Those skilled in the art will readily appreciate that the ratios for the height and depth called for may require a change in the vent solution as normally obtained from the Thiel Small parameters. So far, no empirical formula has been determined for the vent solution when implementing an enclosure according to the principles of the present invention. What has been discovered, however, is that frequently, the vent solution provided by Thiel Small is not optimum. So far, experimentation and trial and error have produced optimum vent solutions.
Looking now at
One advantage of the present invention is increased horizontal dispersion.
In tests, a single speaker with an enclosure according to the principles of the present invention was driven with pink noise over 20 Hz to 20 KHz. The measured results are shown in Table 1.
It should be noted too that, unlike conventional speaker enclosures, optimum performance is obtained by having the two speakers pointing parallel to one another, not angled inwardly as is typically done with conventional enclosures.

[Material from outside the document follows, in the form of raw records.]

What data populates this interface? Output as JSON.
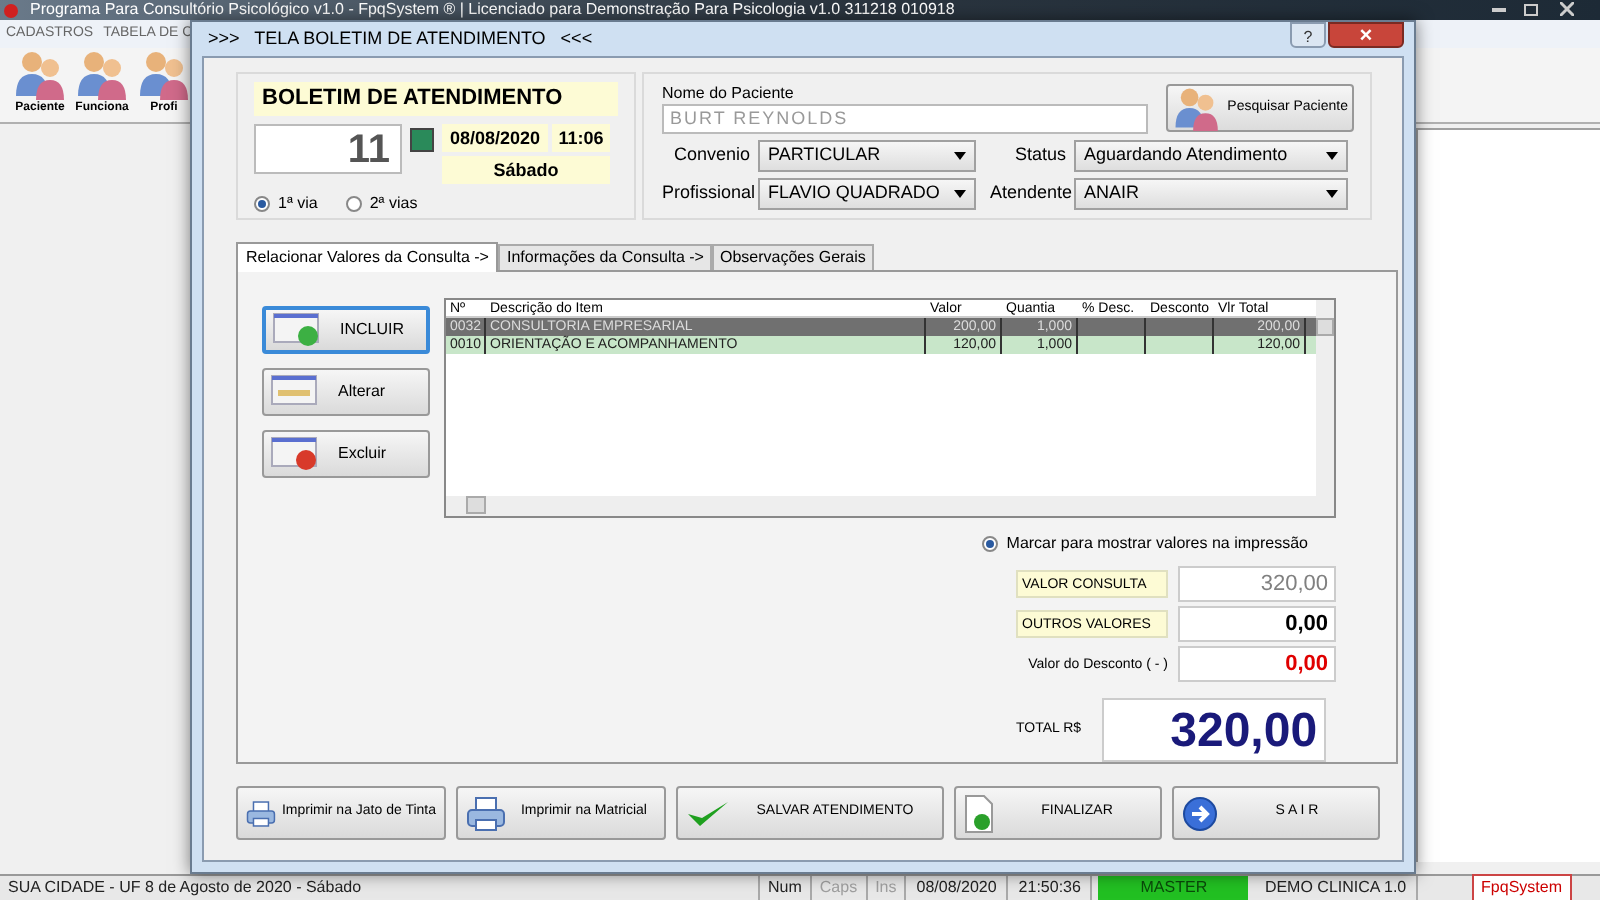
{
  "app": {
    "title": "Programa Para Consultório Psicológico v1.0 - FpqSystem ® | Licenciado para  Demonstração Para Psicologia v1.0 311218 010918",
    "menu": [
      "CADASTROS",
      "TABELA DE C"
    ],
    "toolbar": [
      {
        "label": "Paciente"
      },
      {
        "label": "Funciona"
      },
      {
        "label": "Profi"
      }
    ]
  },
  "dialog": {
    "title": ">>>   TELA BOLETIM DE ATENDIMENTO   <<<",
    "help": "?",
    "close": "×",
    "heading": "BOLETIM DE ATENDIMENTO",
    "number": "11",
    "date": "08/08/2020",
    "time": "11:06",
    "weekday": "Sábado",
    "copies": [
      {
        "label": "1ª via",
        "selected": true
      },
      {
        "label": "2ª vias",
        "selected": false
      }
    ],
    "patient": {
      "label": "Nome do Paciente",
      "value": "BURT REYNOLDS",
      "search_button": "Pesquisar Paciente"
    },
    "selects": [
      {
        "label": "Convenio",
        "value": "PARTICULAR"
      },
      {
        "label": "Status",
        "value": "Aguardando Atendimento"
      },
      {
        "label": "Profissional",
        "value": "FLAVIO QUADRADO"
      },
      {
        "label": "Atendente",
        "value": "ANAIR"
      }
    ],
    "tabs": [
      {
        "label": "Relacionar Valores da Consulta ->",
        "selected": true
      },
      {
        "label": "Informações da Consulta ->",
        "selected": false
      },
      {
        "label": "Observações Gerais",
        "selected": false
      }
    ],
    "actions": [
      {
        "label": "INCLUIR",
        "kind": "add",
        "focused": true
      },
      {
        "label": "Alterar",
        "kind": "edit",
        "focused": false
      },
      {
        "label": "Excluir",
        "kind": "delete",
        "focused": false
      }
    ],
    "table": {
      "columns": [
        "Nº",
        "Descrição do Item",
        "Valor",
        "Quantia",
        "% Desc.",
        "Desconto",
        "Vlr Total"
      ],
      "rows": [
        {
          "cells": [
            "0032",
            "CONSULTORIA EMPRESARIAL",
            "200,00",
            "1,000",
            "",
            "",
            "200,00"
          ],
          "selected": true
        },
        {
          "cells": [
            "0010",
            "ORIENTAÇÃO E ACOMPANHAMENTO",
            "120,00",
            "1,000",
            "",
            "",
            "120,00"
          ],
          "selected": false
        }
      ]
    },
    "print_values": {
      "label": "Marcar para mostrar valores na impressão",
      "checked": true
    },
    "totals": [
      {
        "label": "VALOR CONSULTA",
        "value": "320,00",
        "kind": "highlight",
        "color": "#808080"
      },
      {
        "label": "OUTROS VALORES",
        "value": "0,00",
        "kind": "highlight",
        "color": "#000000"
      },
      {
        "label": "Valor do Desconto ( - )",
        "value": "0,00",
        "kind": "plain",
        "color": "#e00000"
      }
    ],
    "total": {
      "label": "TOTAL R$",
      "value": "320,00"
    },
    "buttons": [
      {
        "label": "Imprimir na Jato de Tinta",
        "kind": "inkjet"
      },
      {
        "label": "Imprimir na Matricial",
        "kind": "matrix"
      },
      {
        "label": "SALVAR  ATENDIMENTO",
        "kind": "save"
      },
      {
        "label": "FINALIZAR",
        "kind": "finish"
      },
      {
        "label": "S A I R",
        "kind": "exit"
      }
    ]
  },
  "status_bar": [
    {
      "text": "SUA CIDADE - UF  8 de Agosto de 2020 - Sábado",
      "kind": "location",
      "disabled": false
    },
    {
      "text": "Num",
      "kind": "key",
      "disabled": false
    },
    {
      "text": "Caps",
      "kind": "key",
      "disabled": true
    },
    {
      "text": "Ins",
      "kind": "key",
      "disabled": true
    },
    {
      "text": "08/08/2020",
      "kind": "plain",
      "disabled": false
    },
    {
      "text": "21:50:36",
      "kind": "plain",
      "disabled": false
    },
    {
      "text": "MASTER",
      "kind": "user",
      "disabled": false
    },
    {
      "text": "DEMO CLINICA 1.0",
      "kind": "plain",
      "disabled": false
    },
    {
      "text": "FpqSystem",
      "kind": "brand",
      "disabled": false
    }
  ]
}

While difficult to quantify, one notable advantage of the present invention is to substantially improve the perceived dimensionality of the sound produced. By dimensionality it is meant that in an A/B comparison, adding the features of the present invention makes the sound appear to be more three-dimensional. Indeed, as shown in
At a point 86, 88 1 meter in front of each speaker a reference level was measured at 90 dB. At a point 90 n the plane of the two speakers 89 and equidistant between them on a centerline 91, the SPL measured 86 db, not unexpectedly. At a point 92 one meter in front of each speaker and on the centerline 91 between the two speakers the SPL was measured to be 90 dB. At a point 94 further away but still on the centerline 91, the SPL was measured to be 92 dB. The exact location of this point of increased SPL varied with different speakers.
The increased SPL appears to be the result of coincidental reinforcement. The result is a phantom sound image, which can appear to be behind a listener.
Modifications and substitutions by one of ordinary skill in the art are considered to be within the scope of the present invention, which is not to be limited except by the following claims.